• Problem description:
For the string "Август", state the number of lines in the data that contain it, and nothing else.

[Website and app data records]
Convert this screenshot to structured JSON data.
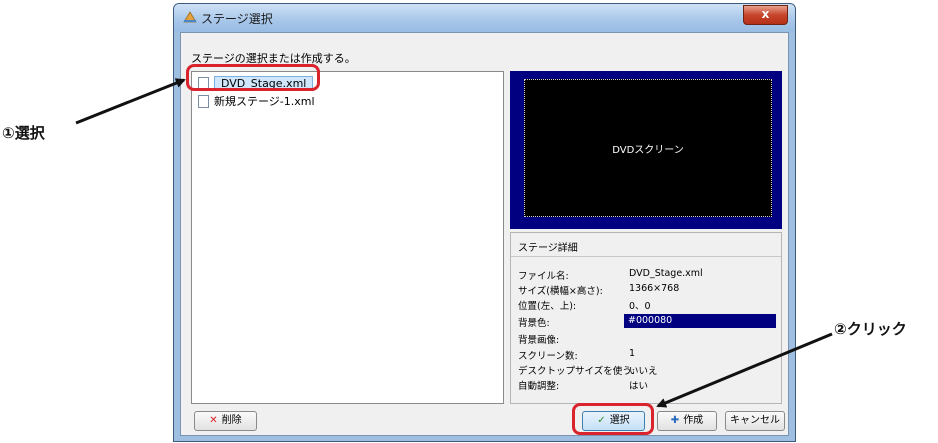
{
  "window": {
    "title": "ステージ選択",
    "close_symbol": "x"
  },
  "instruction": "ステージの選択または作成する。",
  "files": [
    {
      "name": "DVD_Stage.xml",
      "selected": true
    },
    {
      "name": "新規ステージ-1.xml",
      "selected": false
    }
  ],
  "preview": {
    "screen_label": "DVDスクリーン",
    "background_color": "#000080"
  },
  "details": {
    "title": "ステージ詳細",
    "rows": [
      {
        "label": "ファイル名:",
        "value": "DVD_Stage.xml"
      },
      {
        "label": "サイズ(横幅×高さ):",
        "value": "1366×768"
      },
      {
        "label": "位置(左、上):",
        "value": "0、0"
      },
      {
        "label": "背景色:",
        "value": "#000080"
      },
      {
        "label": "背景画像:",
        "value": ""
      },
      {
        "label": "スクリーン数:",
        "value": "1"
      },
      {
        "label": "デスクトップサイズを使う:",
        "value": "いいえ"
      },
      {
        "label": "自動調整:",
        "value": "はい"
      }
    ]
  },
  "buttons": {
    "delete": "削除",
    "select": "選択",
    "create": "作成",
    "cancel": "キャンセル"
  },
  "icons": {
    "delete": "close-icon",
    "select": "check-icon",
    "create": "new-icon"
  },
  "annotations": {
    "step1": "①選択",
    "step2": "②クリック"
  },
  "colors": {
    "highlight": "#d9232d",
    "stage_background": "#000080"
  }
}
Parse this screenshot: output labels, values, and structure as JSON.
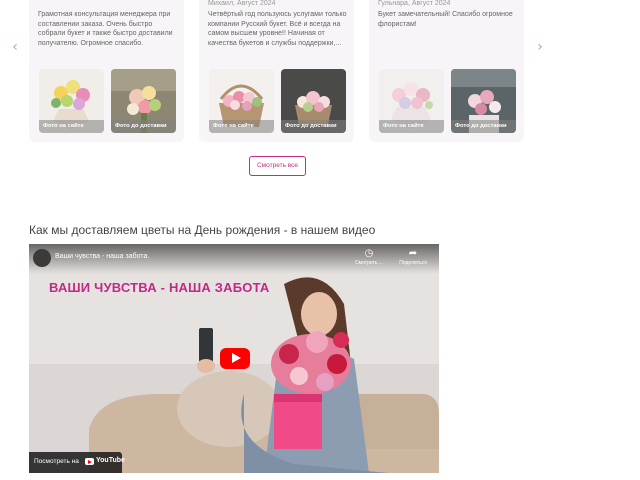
{
  "reviews": {
    "prev_arrow": "‹",
    "next_arrow": "›",
    "cards": [
      {
        "author": "",
        "text": "Грамотная консультация менеджера при составлении заказа. Очень быстро собрали букет и также быстро доставили получателю. Огромное спасибо.",
        "photo_site_label": "Фото на сайте",
        "photo_delivery_label": "Фото до доставки"
      },
      {
        "author": "Михаил, Август 2024",
        "text": "Четвёртый год пользуюсь услугами только компании Русский букет. Всё и всегда на самом высшем уровне!! Начиная от качества букетов и службы поддержки,...",
        "photo_site_label": "Фото на сайте",
        "photo_delivery_label": "Фото до доставки"
      },
      {
        "author": "Гульнара, Август 2024",
        "text": "Букет замечательный! Спасибо огромное флористам!",
        "photo_site_label": "Фото на сайте",
        "photo_delivery_label": "Фото до доставки"
      }
    ],
    "see_all_label": "Смотреть все"
  },
  "video_section": {
    "heading": "Как мы доставляем цветы на День рождения - в нашем видео",
    "video_title": "Ваши чувства - наша забота.",
    "watch_later_label": "Смотреть ...",
    "share_label": "Поделиться",
    "watch_later_icon": "clock-icon",
    "share_icon": "share-arrow-icon",
    "headline": "ВАШИ ЧУВСТВА - НАША ЗАБОТА",
    "watch_on_label": "Посмотреть на",
    "youtube_label": "YouTube"
  },
  "colors": {
    "accent": "#c42a87",
    "card_bg": "#f7f5f7",
    "play_button": "#ff0000"
  }
}
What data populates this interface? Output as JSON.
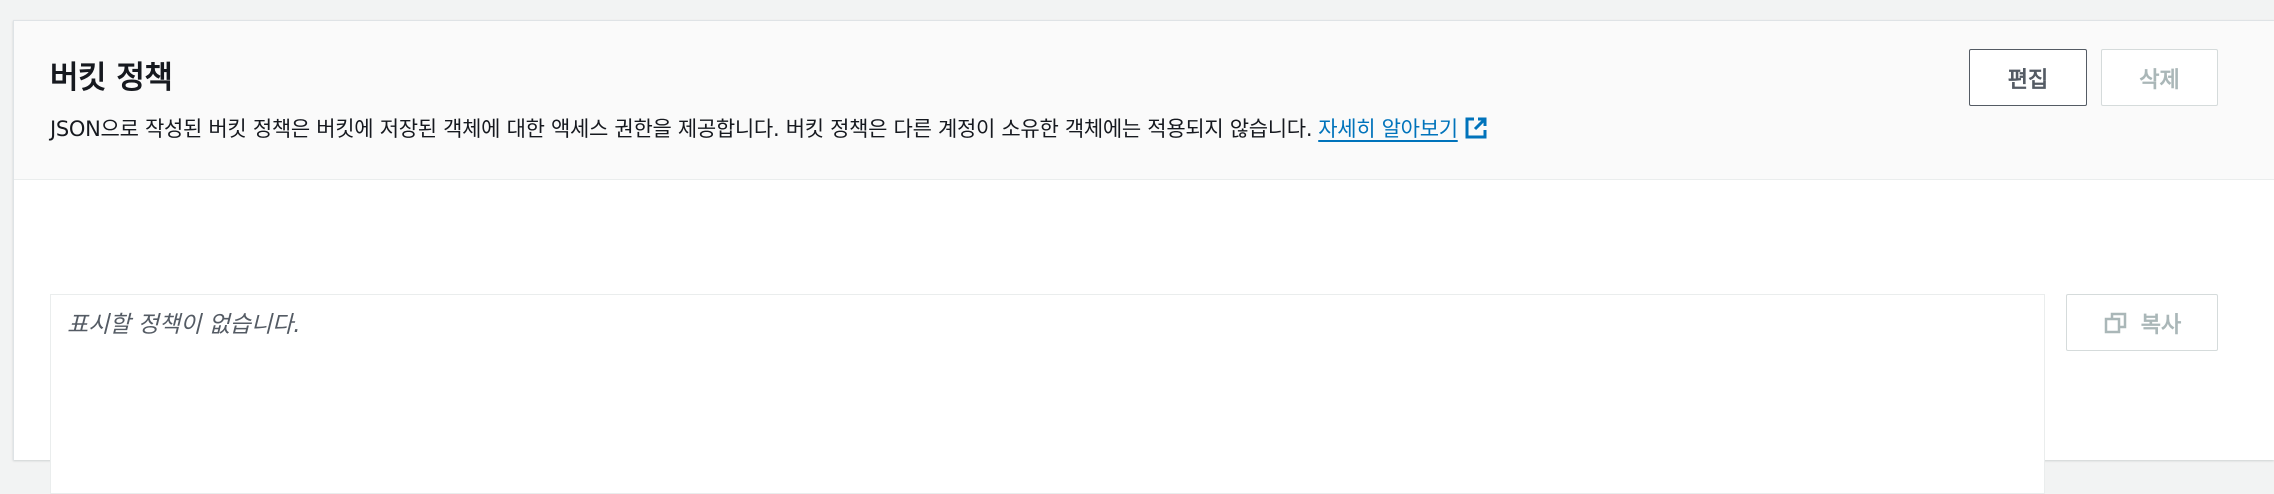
{
  "header": {
    "title": "버킷 정책",
    "description": "JSON으로 작성된 버킷 정책은 버킷에 저장된 객체에 대한 액세스 권한을 제공합니다. 버킷 정책은 다른 계정이 소유한 객체에는 적용되지 않습니다.",
    "learn_more": "자세히 알아보기",
    "learn_more_icon": "external-link-icon"
  },
  "actions": {
    "edit_label": "편집",
    "delete_label": "삭제"
  },
  "policy": {
    "empty_text": "표시할 정책이 없습니다.",
    "copy_label": "복사",
    "copy_icon": "copy-icon"
  },
  "colors": {
    "link": "#0073bb",
    "disabled": "#aab7b8",
    "primary_text": "#16191f"
  }
}
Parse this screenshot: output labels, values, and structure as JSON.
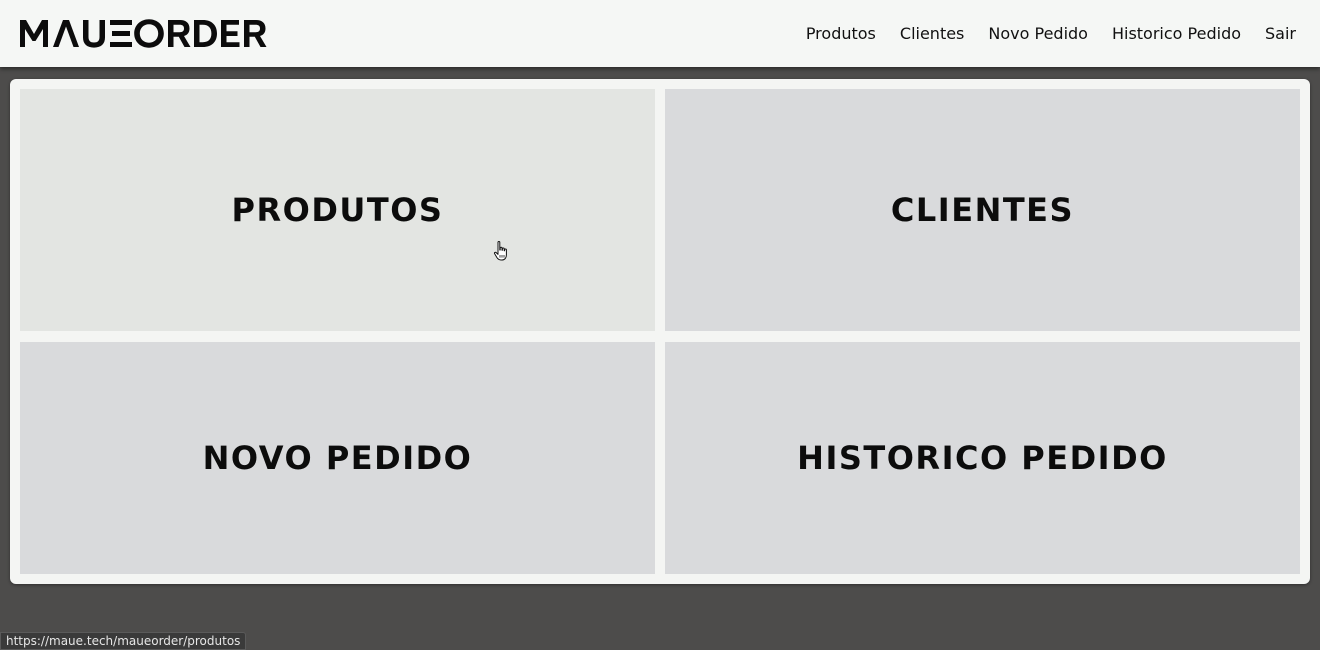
{
  "brand": {
    "name": "MAUEORDER"
  },
  "nav": {
    "items": [
      {
        "label": "Produtos"
      },
      {
        "label": "Clientes"
      },
      {
        "label": "Novo Pedido"
      },
      {
        "label": "Historico Pedido"
      },
      {
        "label": "Sair"
      }
    ]
  },
  "tiles": [
    {
      "label": "PRODUTOS"
    },
    {
      "label": "CLIENTES"
    },
    {
      "label": "NOVO PEDIDO"
    },
    {
      "label": "HISTORICO PEDIDO"
    }
  ],
  "status_bar": {
    "url": "https://maue.tech/maueorder/produtos"
  },
  "colors": {
    "navbar_bg": "#f5f7f5",
    "page_bg": "#4d4c4b",
    "tile_bg": "#d9dadc",
    "tile_hover_bg": "#e3e5e2",
    "text": "#0c0c0c"
  },
  "icons": {
    "cursor": "hand-pointer-icon"
  }
}
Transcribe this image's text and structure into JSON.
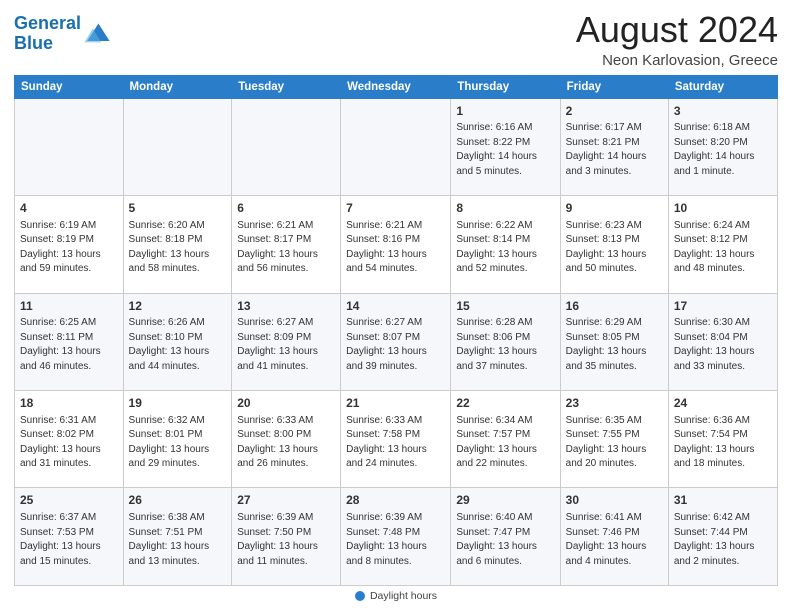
{
  "header": {
    "logo_line1": "General",
    "logo_line2": "Blue",
    "month_year": "August 2024",
    "location": "Neon Karlovasion, Greece"
  },
  "footer": {
    "label": "Daylight hours"
  },
  "days_of_week": [
    "Sunday",
    "Monday",
    "Tuesday",
    "Wednesday",
    "Thursday",
    "Friday",
    "Saturday"
  ],
  "weeks": [
    [
      {
        "day": "",
        "info": ""
      },
      {
        "day": "",
        "info": ""
      },
      {
        "day": "",
        "info": ""
      },
      {
        "day": "",
        "info": ""
      },
      {
        "day": "1",
        "info": "Sunrise: 6:16 AM\nSunset: 8:22 PM\nDaylight: 14 hours\nand 5 minutes."
      },
      {
        "day": "2",
        "info": "Sunrise: 6:17 AM\nSunset: 8:21 PM\nDaylight: 14 hours\nand 3 minutes."
      },
      {
        "day": "3",
        "info": "Sunrise: 6:18 AM\nSunset: 8:20 PM\nDaylight: 14 hours\nand 1 minute."
      }
    ],
    [
      {
        "day": "4",
        "info": "Sunrise: 6:19 AM\nSunset: 8:19 PM\nDaylight: 13 hours\nand 59 minutes."
      },
      {
        "day": "5",
        "info": "Sunrise: 6:20 AM\nSunset: 8:18 PM\nDaylight: 13 hours\nand 58 minutes."
      },
      {
        "day": "6",
        "info": "Sunrise: 6:21 AM\nSunset: 8:17 PM\nDaylight: 13 hours\nand 56 minutes."
      },
      {
        "day": "7",
        "info": "Sunrise: 6:21 AM\nSunset: 8:16 PM\nDaylight: 13 hours\nand 54 minutes."
      },
      {
        "day": "8",
        "info": "Sunrise: 6:22 AM\nSunset: 8:14 PM\nDaylight: 13 hours\nand 52 minutes."
      },
      {
        "day": "9",
        "info": "Sunrise: 6:23 AM\nSunset: 8:13 PM\nDaylight: 13 hours\nand 50 minutes."
      },
      {
        "day": "10",
        "info": "Sunrise: 6:24 AM\nSunset: 8:12 PM\nDaylight: 13 hours\nand 48 minutes."
      }
    ],
    [
      {
        "day": "11",
        "info": "Sunrise: 6:25 AM\nSunset: 8:11 PM\nDaylight: 13 hours\nand 46 minutes."
      },
      {
        "day": "12",
        "info": "Sunrise: 6:26 AM\nSunset: 8:10 PM\nDaylight: 13 hours\nand 44 minutes."
      },
      {
        "day": "13",
        "info": "Sunrise: 6:27 AM\nSunset: 8:09 PM\nDaylight: 13 hours\nand 41 minutes."
      },
      {
        "day": "14",
        "info": "Sunrise: 6:27 AM\nSunset: 8:07 PM\nDaylight: 13 hours\nand 39 minutes."
      },
      {
        "day": "15",
        "info": "Sunrise: 6:28 AM\nSunset: 8:06 PM\nDaylight: 13 hours\nand 37 minutes."
      },
      {
        "day": "16",
        "info": "Sunrise: 6:29 AM\nSunset: 8:05 PM\nDaylight: 13 hours\nand 35 minutes."
      },
      {
        "day": "17",
        "info": "Sunrise: 6:30 AM\nSunset: 8:04 PM\nDaylight: 13 hours\nand 33 minutes."
      }
    ],
    [
      {
        "day": "18",
        "info": "Sunrise: 6:31 AM\nSunset: 8:02 PM\nDaylight: 13 hours\nand 31 minutes."
      },
      {
        "day": "19",
        "info": "Sunrise: 6:32 AM\nSunset: 8:01 PM\nDaylight: 13 hours\nand 29 minutes."
      },
      {
        "day": "20",
        "info": "Sunrise: 6:33 AM\nSunset: 8:00 PM\nDaylight: 13 hours\nand 26 minutes."
      },
      {
        "day": "21",
        "info": "Sunrise: 6:33 AM\nSunset: 7:58 PM\nDaylight: 13 hours\nand 24 minutes."
      },
      {
        "day": "22",
        "info": "Sunrise: 6:34 AM\nSunset: 7:57 PM\nDaylight: 13 hours\nand 22 minutes."
      },
      {
        "day": "23",
        "info": "Sunrise: 6:35 AM\nSunset: 7:55 PM\nDaylight: 13 hours\nand 20 minutes."
      },
      {
        "day": "24",
        "info": "Sunrise: 6:36 AM\nSunset: 7:54 PM\nDaylight: 13 hours\nand 18 minutes."
      }
    ],
    [
      {
        "day": "25",
        "info": "Sunrise: 6:37 AM\nSunset: 7:53 PM\nDaylight: 13 hours\nand 15 minutes."
      },
      {
        "day": "26",
        "info": "Sunrise: 6:38 AM\nSunset: 7:51 PM\nDaylight: 13 hours\nand 13 minutes."
      },
      {
        "day": "27",
        "info": "Sunrise: 6:39 AM\nSunset: 7:50 PM\nDaylight: 13 hours\nand 11 minutes."
      },
      {
        "day": "28",
        "info": "Sunrise: 6:39 AM\nSunset: 7:48 PM\nDaylight: 13 hours\nand 8 minutes."
      },
      {
        "day": "29",
        "info": "Sunrise: 6:40 AM\nSunset: 7:47 PM\nDaylight: 13 hours\nand 6 minutes."
      },
      {
        "day": "30",
        "info": "Sunrise: 6:41 AM\nSunset: 7:46 PM\nDaylight: 13 hours\nand 4 minutes."
      },
      {
        "day": "31",
        "info": "Sunrise: 6:42 AM\nSunset: 7:44 PM\nDaylight: 13 hours\nand 2 minutes."
      }
    ]
  ]
}
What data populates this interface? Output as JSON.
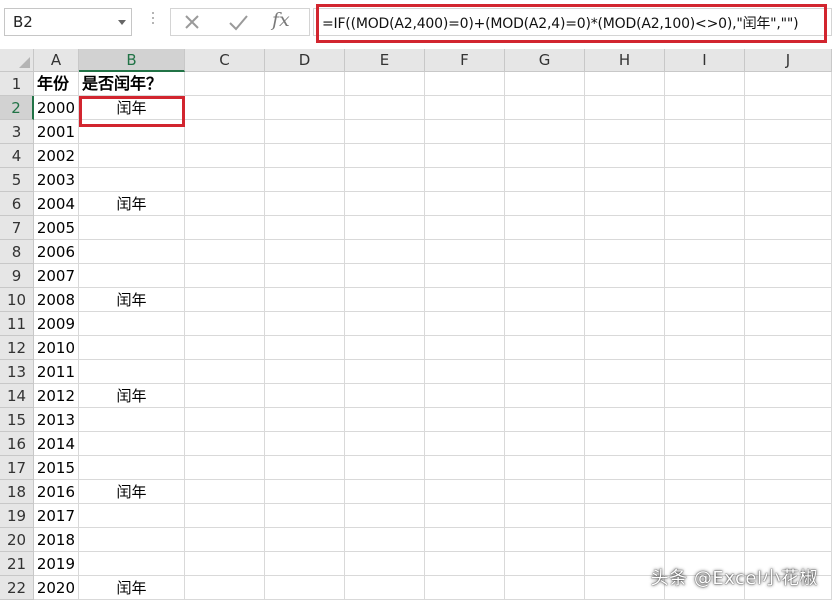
{
  "formula_bar": {
    "name_box": "B2",
    "fx_label": "fx",
    "formula": "=IF((MOD(A2,400)=0)+(MOD(A2,4)=0)*(MOD(A2,100)<>0),\"闰年\",\"\")"
  },
  "columns": [
    "A",
    "B",
    "C",
    "D",
    "E",
    "F",
    "G",
    "H",
    "I",
    "J"
  ],
  "selected_cell": "B2",
  "rows": [
    {
      "num": "1",
      "a": "年份",
      "b": "是否闰年？"
    },
    {
      "num": "2",
      "a": "2000",
      "b": "闰年"
    },
    {
      "num": "3",
      "a": "2001",
      "b": ""
    },
    {
      "num": "4",
      "a": "2002",
      "b": ""
    },
    {
      "num": "5",
      "a": "2003",
      "b": ""
    },
    {
      "num": "6",
      "a": "2004",
      "b": "闰年"
    },
    {
      "num": "7",
      "a": "2005",
      "b": ""
    },
    {
      "num": "8",
      "a": "2006",
      "b": ""
    },
    {
      "num": "9",
      "a": "2007",
      "b": ""
    },
    {
      "num": "10",
      "a": "2008",
      "b": "闰年"
    },
    {
      "num": "11",
      "a": "2009",
      "b": ""
    },
    {
      "num": "12",
      "a": "2010",
      "b": ""
    },
    {
      "num": "13",
      "a": "2011",
      "b": ""
    },
    {
      "num": "14",
      "a": "2012",
      "b": "闰年"
    },
    {
      "num": "15",
      "a": "2013",
      "b": ""
    },
    {
      "num": "16",
      "a": "2014",
      "b": ""
    },
    {
      "num": "17",
      "a": "2015",
      "b": ""
    },
    {
      "num": "18",
      "a": "2016",
      "b": "闰年"
    },
    {
      "num": "19",
      "a": "2017",
      "b": ""
    },
    {
      "num": "20",
      "a": "2018",
      "b": ""
    },
    {
      "num": "21",
      "a": "2019",
      "b": ""
    },
    {
      "num": "22",
      "a": "2020",
      "b": "闰年"
    }
  ],
  "watermark": "头条 @Excel小花椒",
  "colors": {
    "highlight": "#d2252f",
    "selection": "#217346"
  }
}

• Result of the task:
2